▶ What you should do: Your answer must be every line of the data that contains "device".

▶ Available records:
=======
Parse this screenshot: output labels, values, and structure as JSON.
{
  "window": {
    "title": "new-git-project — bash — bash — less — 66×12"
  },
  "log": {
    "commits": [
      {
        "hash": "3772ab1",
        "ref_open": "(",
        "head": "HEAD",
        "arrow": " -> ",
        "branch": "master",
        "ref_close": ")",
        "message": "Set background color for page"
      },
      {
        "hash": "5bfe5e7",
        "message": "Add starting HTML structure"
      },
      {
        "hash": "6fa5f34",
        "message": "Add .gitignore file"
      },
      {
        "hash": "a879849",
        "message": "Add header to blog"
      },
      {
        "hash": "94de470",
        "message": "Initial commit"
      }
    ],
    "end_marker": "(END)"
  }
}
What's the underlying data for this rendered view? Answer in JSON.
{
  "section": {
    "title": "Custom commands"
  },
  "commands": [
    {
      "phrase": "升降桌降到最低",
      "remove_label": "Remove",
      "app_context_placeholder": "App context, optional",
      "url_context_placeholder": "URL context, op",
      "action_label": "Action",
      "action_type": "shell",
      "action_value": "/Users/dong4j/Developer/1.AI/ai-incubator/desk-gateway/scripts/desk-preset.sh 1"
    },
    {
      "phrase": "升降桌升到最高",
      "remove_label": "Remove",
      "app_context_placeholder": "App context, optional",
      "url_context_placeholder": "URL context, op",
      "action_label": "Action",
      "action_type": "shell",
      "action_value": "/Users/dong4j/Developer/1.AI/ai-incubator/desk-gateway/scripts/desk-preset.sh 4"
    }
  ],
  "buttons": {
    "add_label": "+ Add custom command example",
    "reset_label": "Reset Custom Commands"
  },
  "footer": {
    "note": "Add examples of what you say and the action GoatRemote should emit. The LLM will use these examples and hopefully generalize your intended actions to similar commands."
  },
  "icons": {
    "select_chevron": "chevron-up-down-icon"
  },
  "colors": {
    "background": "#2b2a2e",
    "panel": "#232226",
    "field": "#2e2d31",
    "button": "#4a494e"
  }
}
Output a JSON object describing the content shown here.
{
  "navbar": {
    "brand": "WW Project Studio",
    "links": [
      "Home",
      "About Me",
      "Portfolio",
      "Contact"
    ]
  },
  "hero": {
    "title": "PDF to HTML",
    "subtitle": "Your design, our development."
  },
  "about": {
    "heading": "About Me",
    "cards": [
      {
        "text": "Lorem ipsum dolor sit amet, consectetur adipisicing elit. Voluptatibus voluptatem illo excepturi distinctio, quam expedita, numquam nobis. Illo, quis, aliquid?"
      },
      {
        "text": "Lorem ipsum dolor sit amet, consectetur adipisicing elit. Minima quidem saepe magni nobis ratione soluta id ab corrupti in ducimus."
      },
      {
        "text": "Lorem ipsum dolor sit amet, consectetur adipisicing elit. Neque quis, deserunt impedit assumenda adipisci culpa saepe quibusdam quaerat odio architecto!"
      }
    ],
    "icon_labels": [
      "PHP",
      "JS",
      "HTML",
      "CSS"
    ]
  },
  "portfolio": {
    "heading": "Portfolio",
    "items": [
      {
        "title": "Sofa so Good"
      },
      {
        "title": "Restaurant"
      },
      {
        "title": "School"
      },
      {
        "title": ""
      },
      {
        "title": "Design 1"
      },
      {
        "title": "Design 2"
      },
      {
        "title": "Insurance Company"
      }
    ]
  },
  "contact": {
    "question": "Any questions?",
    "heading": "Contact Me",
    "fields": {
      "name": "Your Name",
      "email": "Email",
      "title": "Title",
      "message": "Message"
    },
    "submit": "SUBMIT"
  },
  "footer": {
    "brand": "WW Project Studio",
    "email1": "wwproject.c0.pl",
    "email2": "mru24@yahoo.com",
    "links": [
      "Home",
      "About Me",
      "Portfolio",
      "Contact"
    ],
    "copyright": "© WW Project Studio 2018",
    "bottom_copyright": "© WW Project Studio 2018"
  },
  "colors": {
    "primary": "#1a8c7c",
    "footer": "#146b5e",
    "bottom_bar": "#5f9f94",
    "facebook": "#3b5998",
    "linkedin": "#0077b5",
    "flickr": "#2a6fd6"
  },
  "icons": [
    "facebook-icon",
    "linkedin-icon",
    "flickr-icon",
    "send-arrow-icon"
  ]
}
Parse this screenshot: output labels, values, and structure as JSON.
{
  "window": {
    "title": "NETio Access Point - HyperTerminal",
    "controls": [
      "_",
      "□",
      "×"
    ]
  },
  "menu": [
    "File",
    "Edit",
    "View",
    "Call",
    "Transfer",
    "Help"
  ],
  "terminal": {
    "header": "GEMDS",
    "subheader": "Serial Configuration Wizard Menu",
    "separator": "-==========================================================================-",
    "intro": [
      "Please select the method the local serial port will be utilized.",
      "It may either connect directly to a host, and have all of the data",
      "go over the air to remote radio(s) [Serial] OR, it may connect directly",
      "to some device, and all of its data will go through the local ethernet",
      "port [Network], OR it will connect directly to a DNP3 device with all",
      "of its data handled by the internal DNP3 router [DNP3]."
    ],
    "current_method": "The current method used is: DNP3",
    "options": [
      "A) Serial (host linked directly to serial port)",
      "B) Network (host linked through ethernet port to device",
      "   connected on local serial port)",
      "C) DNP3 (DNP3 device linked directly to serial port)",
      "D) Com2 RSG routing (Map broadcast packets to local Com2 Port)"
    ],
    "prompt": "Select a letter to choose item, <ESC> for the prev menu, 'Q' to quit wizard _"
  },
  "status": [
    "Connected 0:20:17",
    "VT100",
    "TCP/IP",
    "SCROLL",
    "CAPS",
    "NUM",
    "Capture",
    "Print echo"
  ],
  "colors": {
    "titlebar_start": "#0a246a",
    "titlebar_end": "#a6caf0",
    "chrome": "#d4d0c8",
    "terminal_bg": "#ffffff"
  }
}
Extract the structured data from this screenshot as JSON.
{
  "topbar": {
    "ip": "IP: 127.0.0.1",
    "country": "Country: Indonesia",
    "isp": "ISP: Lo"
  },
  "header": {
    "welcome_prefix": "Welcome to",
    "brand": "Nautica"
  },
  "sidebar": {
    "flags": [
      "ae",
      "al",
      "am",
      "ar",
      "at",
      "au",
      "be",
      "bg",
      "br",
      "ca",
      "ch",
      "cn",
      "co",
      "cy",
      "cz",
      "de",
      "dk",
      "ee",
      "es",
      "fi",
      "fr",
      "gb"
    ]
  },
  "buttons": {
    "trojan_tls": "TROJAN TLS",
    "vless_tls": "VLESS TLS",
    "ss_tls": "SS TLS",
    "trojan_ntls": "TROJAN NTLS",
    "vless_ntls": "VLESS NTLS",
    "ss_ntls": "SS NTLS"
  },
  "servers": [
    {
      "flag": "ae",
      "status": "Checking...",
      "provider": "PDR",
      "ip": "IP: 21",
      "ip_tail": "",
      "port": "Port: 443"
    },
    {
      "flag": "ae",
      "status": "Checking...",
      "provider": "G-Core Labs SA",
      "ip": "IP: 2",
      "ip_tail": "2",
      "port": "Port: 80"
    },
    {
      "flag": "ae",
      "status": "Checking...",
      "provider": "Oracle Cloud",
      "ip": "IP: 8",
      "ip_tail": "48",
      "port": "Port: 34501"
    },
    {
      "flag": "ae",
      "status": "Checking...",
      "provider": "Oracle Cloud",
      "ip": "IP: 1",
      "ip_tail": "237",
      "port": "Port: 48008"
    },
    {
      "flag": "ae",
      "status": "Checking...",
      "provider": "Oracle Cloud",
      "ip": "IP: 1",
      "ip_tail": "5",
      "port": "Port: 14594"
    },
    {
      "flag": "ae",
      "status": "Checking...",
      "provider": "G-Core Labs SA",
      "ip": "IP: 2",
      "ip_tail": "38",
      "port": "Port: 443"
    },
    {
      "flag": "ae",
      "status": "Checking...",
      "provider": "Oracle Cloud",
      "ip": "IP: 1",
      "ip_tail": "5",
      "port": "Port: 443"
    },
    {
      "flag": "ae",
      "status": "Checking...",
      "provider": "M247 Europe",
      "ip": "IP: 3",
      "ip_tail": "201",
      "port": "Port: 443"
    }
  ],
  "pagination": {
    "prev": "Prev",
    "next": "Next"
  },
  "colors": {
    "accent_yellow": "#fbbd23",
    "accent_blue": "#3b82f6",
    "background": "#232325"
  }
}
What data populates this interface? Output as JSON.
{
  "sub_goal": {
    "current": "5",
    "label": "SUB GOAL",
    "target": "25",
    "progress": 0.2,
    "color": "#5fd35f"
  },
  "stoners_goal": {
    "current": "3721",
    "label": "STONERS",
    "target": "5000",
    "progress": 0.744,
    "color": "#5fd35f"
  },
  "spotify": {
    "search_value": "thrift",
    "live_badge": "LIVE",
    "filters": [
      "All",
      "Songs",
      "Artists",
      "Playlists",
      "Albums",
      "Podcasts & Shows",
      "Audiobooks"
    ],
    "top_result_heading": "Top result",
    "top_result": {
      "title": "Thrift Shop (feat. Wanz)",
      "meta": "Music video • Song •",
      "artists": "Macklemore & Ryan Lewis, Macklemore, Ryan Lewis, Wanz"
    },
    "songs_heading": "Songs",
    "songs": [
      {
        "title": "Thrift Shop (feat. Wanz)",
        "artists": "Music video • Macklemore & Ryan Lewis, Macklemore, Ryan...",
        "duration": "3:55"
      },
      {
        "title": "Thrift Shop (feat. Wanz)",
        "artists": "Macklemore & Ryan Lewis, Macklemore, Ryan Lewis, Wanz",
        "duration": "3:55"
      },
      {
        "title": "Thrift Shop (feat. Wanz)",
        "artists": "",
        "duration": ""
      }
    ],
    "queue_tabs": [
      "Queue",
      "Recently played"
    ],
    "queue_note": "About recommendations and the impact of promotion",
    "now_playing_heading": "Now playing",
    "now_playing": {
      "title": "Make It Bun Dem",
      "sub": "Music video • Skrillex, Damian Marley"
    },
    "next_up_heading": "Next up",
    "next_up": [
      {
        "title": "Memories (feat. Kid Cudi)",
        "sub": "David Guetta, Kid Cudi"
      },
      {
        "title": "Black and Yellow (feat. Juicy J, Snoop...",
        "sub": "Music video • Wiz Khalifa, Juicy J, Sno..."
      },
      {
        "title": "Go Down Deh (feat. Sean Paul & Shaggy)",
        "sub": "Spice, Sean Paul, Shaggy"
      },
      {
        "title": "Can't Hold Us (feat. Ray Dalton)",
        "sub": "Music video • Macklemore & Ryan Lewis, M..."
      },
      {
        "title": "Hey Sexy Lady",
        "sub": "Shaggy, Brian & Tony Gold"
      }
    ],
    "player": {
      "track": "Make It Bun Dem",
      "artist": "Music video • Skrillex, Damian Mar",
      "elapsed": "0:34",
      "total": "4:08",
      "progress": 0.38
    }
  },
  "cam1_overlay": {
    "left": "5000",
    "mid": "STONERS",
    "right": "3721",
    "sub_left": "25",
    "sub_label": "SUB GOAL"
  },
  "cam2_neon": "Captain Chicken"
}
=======
▶ Written solution:
      "to some device, and all of its data will go through the local ethernet",
      "port [Network], OR it will connect directly to a DNP3 device with all",
      "B) Network (host linked through ethernet port to device",
      "C) DNP3 (DNP3 device linked directly to serial port)",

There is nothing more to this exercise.